Borlaug Biography Inspired Catherine Leafstedt to Build on Science to Fight Food Insecurity

Norman Borlaug was an Iowan who won the Nobel Peace Prize in 1970 for improving crop productivity and saving more than one billion people from starvation.

It was his life story that inspired Catherine Leafstedt to pursue an agronomy major at Iowa State University. She grew up in West Des Moines and wasn’t interested in agriculture until she read about Borlaug. 

“It was such a cool experience to learn about someone who applied science and was able to have such an incredible impact,” Leafstedt said. “His biography got me interested in the World Food Prize programs and the use of science to grow food and help others.”

The World Food Prize Global Youth Institute in Des Moines was Leafstedt’s next destination. She participated and was awarded a summer internship at the International Potato Center in Peru. There she saw firsthand the forces that cause food insecurity. While she worked with researchers trying to solve problems, she witnessed problems caused by limited resources and technology.

“When driving to our research fields in the arid Peruvian lowlands, I saw the failing potato crops. It brought it home to me – that if you can’t get the innovations out to anyone, it won’t make a difference,” Leafstedt said. “It’s important to understand the science, but it’s also important to understand that scientific innovation is not the sole answer.”

Last summer Leafstedt interned for The Context Network, a global consulting firm, that is managing seed systems projects for the Bill & Melinda Gates Foundation in Nigeria, Mali and Burkina Faso. The projects are focused on improving food security for millions of West Africans.

“It was a unique experience, I worked in three countries, with four crops, using six different approaches in four weeks,” Leafstedt said.

Last spring, she added global resource systems as a second major. That will take her to Uganda in January where she’ll evaluate the implementation of biofortified crops, specifically sweet potatoes with vitamin A and high-iron beans. In Uganda, she’ll utilize knowledge gained during her 2016 internship at DuPont Pioneer, when she contributed to the Africa Biofortified Sorghum Project. 

“It’s the idea of not only having enough food, but having the right kinds of food,” Leafstedt said. “I geek out over the science of nutrition and breeding nutritive quality into crops.”

Laura Good, assistant director for Nationally Competitive Awards and University Honors Program, said Leafstedt works diligently towards a goal that combines several disciplines to use science to fight food insecurity.

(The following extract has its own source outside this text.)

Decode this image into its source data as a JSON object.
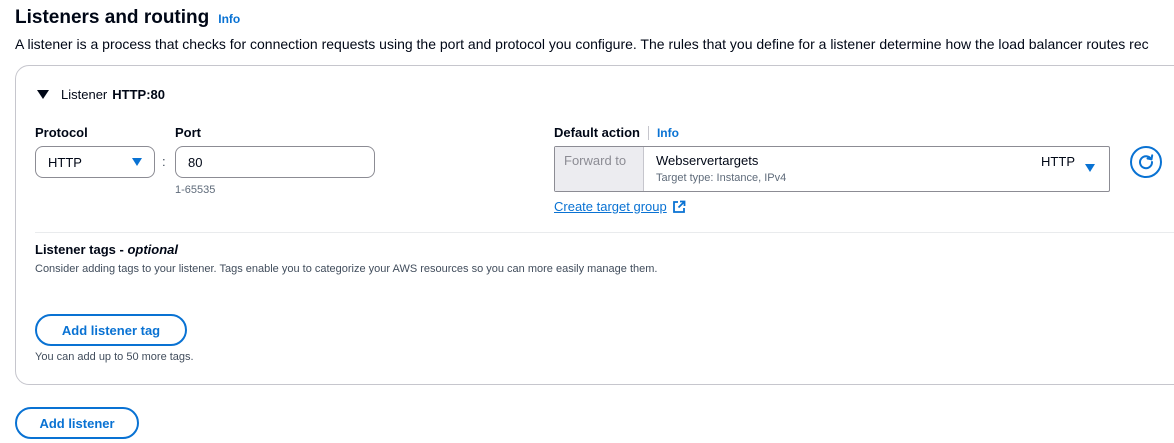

“One of the things that struck me about Catherine is the clarity she has in seeking her goal and how she has not stopped working to achieve that goal,” Good said. “Everything she’s done has better positioned her to make a real difference someday in the fight against hunger.”

Leafstedt combined several areas of studies with hopes of pursuing a master’s degree in development studies. It’s an interdisciplinary program that weaves together different perspectives to understand issues facing developing countries.

“To have an understanding of the complexity of a problem and appreciate it will make me a better leader in agricultural development,” Leafstedt said.

She’s being rewarded for her work. She was the only Rhodes Scholar candidate selected and endorsed by Iowa State this year, which hasn’t happened since 2013. The final selection for scholars takes place in December. She’s also the only applicant at Iowa State to be selected to apply for the Gates Cambridge Scholarship.

Leafstedt says that her mother encouraged her to read Borlaug’s biography and she thinks it should be required reading for every Iowan. In early October, she served as a group leader for a third year at the World Food Prize Global Youth Institute where she encouraged students to learn about Borlaug and the opportunities available through the institute.

“I know having a college student share their experiences really helped me,” Leafstedt said. “I tell students that they may not be interested in science, but they can pursue a different avenue and still help support development efforts for people around the world.”